Exercise goal —
Print the listing again exactly, leaving nothing out.

· · · ·

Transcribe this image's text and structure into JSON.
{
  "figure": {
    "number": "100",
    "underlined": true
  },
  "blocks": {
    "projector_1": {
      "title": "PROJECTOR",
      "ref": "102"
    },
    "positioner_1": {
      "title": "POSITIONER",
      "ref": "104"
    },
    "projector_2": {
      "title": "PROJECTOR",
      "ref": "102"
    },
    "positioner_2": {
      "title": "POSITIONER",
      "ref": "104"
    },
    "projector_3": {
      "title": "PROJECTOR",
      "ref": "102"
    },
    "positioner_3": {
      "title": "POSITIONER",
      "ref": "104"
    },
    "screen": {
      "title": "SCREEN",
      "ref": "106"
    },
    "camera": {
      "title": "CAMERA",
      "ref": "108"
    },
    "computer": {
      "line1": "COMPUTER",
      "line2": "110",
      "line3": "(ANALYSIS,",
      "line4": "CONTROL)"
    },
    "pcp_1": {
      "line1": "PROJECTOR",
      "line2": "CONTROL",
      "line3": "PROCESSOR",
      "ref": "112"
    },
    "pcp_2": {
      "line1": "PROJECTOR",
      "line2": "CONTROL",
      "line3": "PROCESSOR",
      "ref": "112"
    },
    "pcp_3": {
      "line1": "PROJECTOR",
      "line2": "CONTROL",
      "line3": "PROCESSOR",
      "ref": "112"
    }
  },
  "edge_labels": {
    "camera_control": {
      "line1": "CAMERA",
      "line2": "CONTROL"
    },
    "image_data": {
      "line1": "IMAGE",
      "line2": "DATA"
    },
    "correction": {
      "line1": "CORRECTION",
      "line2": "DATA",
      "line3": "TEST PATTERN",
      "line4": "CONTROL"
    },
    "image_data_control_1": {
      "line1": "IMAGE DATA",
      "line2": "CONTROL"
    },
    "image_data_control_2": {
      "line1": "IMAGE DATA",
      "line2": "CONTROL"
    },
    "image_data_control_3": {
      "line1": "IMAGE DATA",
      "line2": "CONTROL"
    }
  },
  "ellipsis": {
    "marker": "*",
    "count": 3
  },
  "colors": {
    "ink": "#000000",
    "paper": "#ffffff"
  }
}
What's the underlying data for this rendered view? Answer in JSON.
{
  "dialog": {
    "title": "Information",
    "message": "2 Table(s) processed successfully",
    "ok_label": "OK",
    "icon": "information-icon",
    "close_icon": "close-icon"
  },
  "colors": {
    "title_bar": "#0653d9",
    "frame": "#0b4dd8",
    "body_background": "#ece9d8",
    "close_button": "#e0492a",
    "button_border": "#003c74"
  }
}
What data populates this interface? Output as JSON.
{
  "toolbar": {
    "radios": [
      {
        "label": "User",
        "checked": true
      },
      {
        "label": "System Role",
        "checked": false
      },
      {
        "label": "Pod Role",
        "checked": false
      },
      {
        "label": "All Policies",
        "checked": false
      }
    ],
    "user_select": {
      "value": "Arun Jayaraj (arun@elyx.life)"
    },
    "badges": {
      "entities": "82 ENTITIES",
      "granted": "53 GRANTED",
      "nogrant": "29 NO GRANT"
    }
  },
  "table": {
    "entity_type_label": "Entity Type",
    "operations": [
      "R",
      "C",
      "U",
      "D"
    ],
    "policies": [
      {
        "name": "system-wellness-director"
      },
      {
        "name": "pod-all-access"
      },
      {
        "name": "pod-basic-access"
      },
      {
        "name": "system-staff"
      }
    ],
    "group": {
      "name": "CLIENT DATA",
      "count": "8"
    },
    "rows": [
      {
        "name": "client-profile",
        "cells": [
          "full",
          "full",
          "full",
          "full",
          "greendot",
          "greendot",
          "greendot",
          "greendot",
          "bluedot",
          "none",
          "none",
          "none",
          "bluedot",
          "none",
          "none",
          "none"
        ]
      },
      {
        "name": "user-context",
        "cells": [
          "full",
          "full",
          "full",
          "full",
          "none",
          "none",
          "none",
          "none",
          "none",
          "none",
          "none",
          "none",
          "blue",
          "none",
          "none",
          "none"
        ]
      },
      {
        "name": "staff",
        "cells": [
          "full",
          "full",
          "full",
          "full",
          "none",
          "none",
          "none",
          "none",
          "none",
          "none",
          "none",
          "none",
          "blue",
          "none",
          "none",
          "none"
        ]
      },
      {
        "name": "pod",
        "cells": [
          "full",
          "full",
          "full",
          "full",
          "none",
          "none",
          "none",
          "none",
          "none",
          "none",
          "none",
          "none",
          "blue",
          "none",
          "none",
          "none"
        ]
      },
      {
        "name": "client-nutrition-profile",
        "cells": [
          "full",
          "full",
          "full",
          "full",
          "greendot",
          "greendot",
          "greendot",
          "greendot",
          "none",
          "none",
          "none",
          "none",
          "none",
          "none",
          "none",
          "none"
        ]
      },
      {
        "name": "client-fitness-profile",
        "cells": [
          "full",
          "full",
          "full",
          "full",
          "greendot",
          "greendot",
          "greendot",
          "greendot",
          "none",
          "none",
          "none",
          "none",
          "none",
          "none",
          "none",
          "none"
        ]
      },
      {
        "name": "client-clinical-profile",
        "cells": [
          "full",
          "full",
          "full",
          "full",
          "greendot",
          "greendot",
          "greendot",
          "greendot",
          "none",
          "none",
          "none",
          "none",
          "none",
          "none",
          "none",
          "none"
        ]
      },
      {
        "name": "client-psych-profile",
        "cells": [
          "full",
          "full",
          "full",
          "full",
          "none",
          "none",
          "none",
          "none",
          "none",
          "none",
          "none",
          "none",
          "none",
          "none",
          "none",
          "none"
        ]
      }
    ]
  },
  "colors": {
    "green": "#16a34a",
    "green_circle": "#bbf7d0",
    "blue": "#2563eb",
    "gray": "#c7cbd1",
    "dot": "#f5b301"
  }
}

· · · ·

Solution for this exercise —
Transcribe this image's text and structure into JSON.
{
  "figure": {
    "number": "100",
    "underlined": true
  },
  "blocks": {
    "projector_1": {
      "title": "PROJECTOR",
      "ref": "102"
    },
    "positioner_1": {
      "title": "POSITIONER",
      "ref": "104"
    },
    "projector_2": {
      "title": "PROJECTOR",
      "ref": "102"
    },
    "positioner_2": {
      "title": "POSITIONER",
      "ref": "104"
    },
    "projector_3": {
      "title": "PROJECTOR",
      "ref": "102"
    },
    "positioner_3": {
      "title": "POSITIONER",
      "ref": "104"
    },
    "screen": {
      "title": "SCREEN",
      "ref": "106"
    },
    "camera": {
      "title": "CAMERA",
      "ref": "108"
    },
    "computer": {
      "line1": "COMPUTER",
      "line2": "110",
      "line3": "(ANALYSIS,",
      "line4": "CONTROL)"
    },
    "pcp_1": {
      "line1": "PROJECTOR",
      "line2": "CONTROL",
      "line3": "PROCESSOR",
      "ref": "112"
    },
    "pcp_2": {
      "line1": "PROJECTOR",
      "line2": "CONTROL",
      "line3": "PROCESSOR",
      "ref": "112"
    },
    "pcp_3": {
      "line1": "PROJECTOR",
      "line2": "CONTROL",
      "line3": "PROCESSOR",
      "ref": "112"
    }
  },
  "edge_labels": {
    "camera_control": {
      "line1": "CAMERA",
      "line2": "CONTROL"
    },
    "image_data": {
      "line1": "IMAGE",
      "line2": "DATA"
    },
    "correction": {
      "line1": "CORRECTION",
      "line2": "DATA",
      "line3": "TEST PATTERN",
      "line4": "CONTROL"
    },
    "image_data_control_1": {
      "line1": "IMAGE DATA",
      "line2": "CONTROL"
    },
    "image_data_control_2": {
      "line1": "IMAGE DATA",
      "line2": "CONTROL"
    },
    "image_data_control_3": {
      "line1": "IMAGE DATA",
      "line2": "CONTROL"
    }
  },
  "ellipsis": {
    "marker": "*",
    "count": 3
  },
  "colors": {
    "ink": "#000000",
    "paper": "#ffffff"
  }
}
What's the underlying data for this rendered view? Answer in JSON.
{
  "dialog": {
    "title": "Information",
    "message": "2 Table(s) processed successfully",
    "ok_label": "OK",
    "icon": "information-icon",
    "close_icon": "close-icon"
  },
  "colors": {
    "title_bar": "#0653d9",
    "frame": "#0b4dd8",
    "body_background": "#ece9d8",
    "close_button": "#e0492a",
    "button_border": "#003c74"
  }
}
What data populates this interface? Output as JSON.
{
  "toolbar": {
    "radios": [
      {
        "label": "User",
        "checked": true
      },
      {
        "label": "System Role",
        "checked": false
      },
      {
        "label": "Pod Role",
        "checked": false
      },
      {
        "label": "All Policies",
        "checked": false
      }
    ],
    "user_select": {
      "value": "Arun Jayaraj (arun@elyx.life)"
    },
    "badges": {
      "entities": "82 ENTITIES",
      "granted": "53 GRANTED",
      "nogrant": "29 NO GRANT"
    }
  },
  "table": {
    "entity_type_label": "Entity Type",
    "operations": [
      "R",
      "C",
      "U",
      "D"
    ],
    "policies": [
      {
        "name": "system-wellness-director"
      },
      {
        "name": "pod-all-access"
      },
      {
        "name": "pod-basic-access"
      },
      {
        "name": "system-staff"
      }
    ],
    "group": {
      "name": "CLIENT DATA",
      "count": "8"
    },
    "rows": [
      {
        "name": "client-profile",
        "cells": [
          "full",
          "full",
          "full",
          "full",
          "greendot",
          "greendot",
          "greendot",
          "greendot",
          "bluedot",
          "none",
          "none",
          "none",
          "bluedot",
          "none",
          "none",
          "none"
        ]
      },
      {
        "name": "user-context",
        "cells": [
          "full",
          "full",
          "full",
          "full",
          "none",
          "none",
          "none",
          "none",
          "none",
          "none",
          "none",
          "none",
          "blue",
          "none",
          "none",
          "none"
        ]
      },
      {
        "name": "staff",
        "cells": [
          "full",
          "full",
          "full",
          "full",
          "none",
          "none",
          "none",
          "none",
          "none",
          "none",
          "none",
          "none",
          "blue",
          "none",
          "none",
          "none"
        ]
      },
      {
        "name": "pod",
        "cells": [
          "full",
          "full",
          "full",
          "full",
          "none",
          "none",
          "none",
          "none",
          "none",
          "none",
          "none",
          "none",
          "blue",
          "none",
          "none",
          "none"
        ]
      },
      {
        "name": "client-nutrition-profile",
        "cells": [
          "full",
          "full",
          "full",
          "full",
          "greendot",
          "greendot",
          "greendot",
          "greendot",
          "none",
          "none",
          "none",
          "none",
          "none",
          "none",
          "none",
          "none"
        ]
      },
      {
        "name": "client-fitness-profile",
        "cells": [
          "full",
          "full",
          "full",
          "full",
          "greendot",
          "greendot",
          "greendot",
          "greendot",
          "none",
          "none",
          "none",
          "none",
          "none",
          "none",
          "none",
          "none"
        ]
      },
      {
        "name": "client-clinical-profile",
        "cells": [
          "full",
          "full",
          "full",
          "full",
          "greendot",
          "greendot",
          "greendot",
          "greendot",
          "none",
          "none",
          "none",
          "none",
          "none",
          "none",
          "none",
          "none"
        ]
      },
      {
        "name": "client-psych-profile",
        "cells": [
          "full",
          "full",
          "full",
          "full",
          "none",
          "none",
          "none",
          "none",
          "none",
          "none",
          "none",
          "none",
          "none",
          "none",
          "none",
          "none"
        ]
      }
    ]
  },
  "colors": {
    "green": "#16a34a",
    "green_circle": "#bbf7d0",
    "blue": "#2563eb",
    "gray": "#c7cbd1",
    "dot": "#f5b301"
  }
}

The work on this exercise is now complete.